◆ Exercise description:
Each line of the material should be output exactly as shown.

◆ Raw data:
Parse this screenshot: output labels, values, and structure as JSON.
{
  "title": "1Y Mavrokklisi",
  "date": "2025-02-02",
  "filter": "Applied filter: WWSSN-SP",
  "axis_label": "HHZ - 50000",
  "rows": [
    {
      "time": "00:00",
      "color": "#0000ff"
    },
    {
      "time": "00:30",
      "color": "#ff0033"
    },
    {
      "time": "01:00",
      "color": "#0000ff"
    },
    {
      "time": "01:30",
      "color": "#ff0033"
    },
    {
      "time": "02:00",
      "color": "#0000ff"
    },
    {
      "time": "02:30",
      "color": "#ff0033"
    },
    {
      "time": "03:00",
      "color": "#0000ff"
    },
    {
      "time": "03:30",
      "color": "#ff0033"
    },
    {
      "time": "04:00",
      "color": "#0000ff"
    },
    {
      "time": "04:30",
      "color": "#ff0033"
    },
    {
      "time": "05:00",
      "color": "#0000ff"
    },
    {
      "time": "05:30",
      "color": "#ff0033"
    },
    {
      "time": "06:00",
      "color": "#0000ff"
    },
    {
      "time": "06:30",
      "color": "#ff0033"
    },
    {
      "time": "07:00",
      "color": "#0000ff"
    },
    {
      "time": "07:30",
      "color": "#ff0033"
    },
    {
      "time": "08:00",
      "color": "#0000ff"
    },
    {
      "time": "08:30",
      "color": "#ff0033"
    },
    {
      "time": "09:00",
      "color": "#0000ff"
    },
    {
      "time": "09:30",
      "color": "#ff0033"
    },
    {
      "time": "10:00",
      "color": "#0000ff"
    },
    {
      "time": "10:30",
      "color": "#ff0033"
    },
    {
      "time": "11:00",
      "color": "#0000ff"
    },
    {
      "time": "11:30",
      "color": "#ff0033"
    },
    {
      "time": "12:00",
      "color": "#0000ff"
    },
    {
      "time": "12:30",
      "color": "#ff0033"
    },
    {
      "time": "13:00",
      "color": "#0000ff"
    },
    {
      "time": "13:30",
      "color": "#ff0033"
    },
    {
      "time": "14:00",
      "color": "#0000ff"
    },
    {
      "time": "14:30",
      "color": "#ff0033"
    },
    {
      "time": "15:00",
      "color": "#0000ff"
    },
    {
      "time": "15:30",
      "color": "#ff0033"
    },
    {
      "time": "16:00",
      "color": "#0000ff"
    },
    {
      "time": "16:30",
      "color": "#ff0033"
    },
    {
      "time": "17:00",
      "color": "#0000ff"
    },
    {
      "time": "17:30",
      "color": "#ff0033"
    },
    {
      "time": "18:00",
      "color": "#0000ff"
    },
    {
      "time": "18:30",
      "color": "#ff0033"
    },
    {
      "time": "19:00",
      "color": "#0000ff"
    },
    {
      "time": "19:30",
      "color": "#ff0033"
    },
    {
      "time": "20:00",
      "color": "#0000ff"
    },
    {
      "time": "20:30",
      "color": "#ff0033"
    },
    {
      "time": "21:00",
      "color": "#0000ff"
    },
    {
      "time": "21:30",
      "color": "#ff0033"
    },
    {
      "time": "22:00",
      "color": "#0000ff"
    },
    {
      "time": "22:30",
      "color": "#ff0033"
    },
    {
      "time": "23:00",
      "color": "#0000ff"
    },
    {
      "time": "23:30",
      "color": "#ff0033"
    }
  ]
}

◆ Task result:
Parse this screenshot: output labels, values, and structure as JSON.
{
  "title": "1Y Mavrokklisi",
  "date": "2025-02-02",
  "filter": "Applied filter: WWSSN-SP",
  "axis_label": "HHZ - 50000",
  "rows": [
    {
      "time": "00:00",
      "color": "#0000ff"
    },
    {
      "time": "00:30",
      "color": "#ff0033"
    },
    {
      "time": "01:00",
      "color": "#0000ff"
    },
    {
      "time": "01:30",
      "color": "#ff0033"
    },
    {
      "time": "02:00",
      "color": "#0000ff"
    },
    {
      "time": "02:30",
      "color": "#ff0033"
    },
    {
      "time": "03:00",
      "color": "#0000ff"
    },
    {
      "time": "03:30",
      "color": "#ff0033"
    },
    {
      "time": "04:00",
      "color": "#0000ff"
    },
    {
      "time": "04:30",
      "color": "#ff0033"
    },
    {
      "time": "05:00",
      "color": "#0000ff"
    },
    {
      "time": "05:30",
      "color": "#ff0033"
    },
    {
      "time": "06:00",
      "color": "#0000ff"
    },
    {
      "time": "06:30",
      "color": "#ff0033"
    },
    {
      "time": "07:00",
      "color": "#0000ff"
    },
    {
      "time": "07:30",
      "color": "#ff0033"
    },
    {
      "time": "08:00",
      "color": "#0000ff"
    },
    {
      "time": "08:30",
      "color": "#ff0033"
    },
    {
      "time": "09:00",
      "color": "#0000ff"
    },
    {
      "time": "09:30",
      "color": "#ff0033"
    },
    {
      "time": "10:00",
      "color": "#0000ff"
    },
    {
      "time": "10:30",
      "color": "#ff0033"
    },
    {
      "time": "11:00",
      "color": "#0000ff"
    },
    {
      "time": "11:30",
      "color": "#ff0033"
    },
    {
      "time": "12:00",
      "color": "#0000ff"
    },
    {
      "time": "12:30",
      "color": "#ff0033"
    },
    {
      "time": "13:00",
      "color": "#0000ff"
    },
    {
      "time": "13:30",
      "color": "#ff0033"
    },
    {
      "time": "14:00",
      "color": "#0000ff"
    },
    {
      "time": "14:30",
      "color": "#ff0033"
    },
    {
      "time": "15:00",
      "color": "#0000ff"
    },
    {
      "time": "15:30",
      "color": "#ff0033"
    },
    {
      "time": "16:00",
      "color": "#0000ff"
    },
    {
      "time": "16:30",
      "color": "#ff0033"
    },
    {
      "time": "17:00",
      "color": "#0000ff"
    },
    {
      "time": "17:30",
      "color": "#ff0033"
    },
    {
      "time": "18:00",
      "color": "#0000ff"
    },
    {
      "time": "18:30",
      "color": "#ff0033"
    },
    {
      "time": "19:00",
      "color": "#0000ff"
    },
    {
      "time": "19:30",
      "color": "#ff0033"
    },
    {
      "time": "20:00",
      "color": "#0000ff"
    },
    {
      "time": "20:30",
      "color": "#ff0033"
    },
    {
      "time": "21:00",
      "color": "#0000ff"
    },
    {
      "time": "21:30",
      "color": "#ff0033"
    },
    {
      "time": "22:00",
      "color": "#0000ff"
    },
    {
      "time": "22:30",
      "color": "#ff0033"
    },
    {
      "time": "23:00",
      "color": "#0000ff"
    },
    {
      "time": "23:30",
      "color": "#ff0033"
    }
  ]
}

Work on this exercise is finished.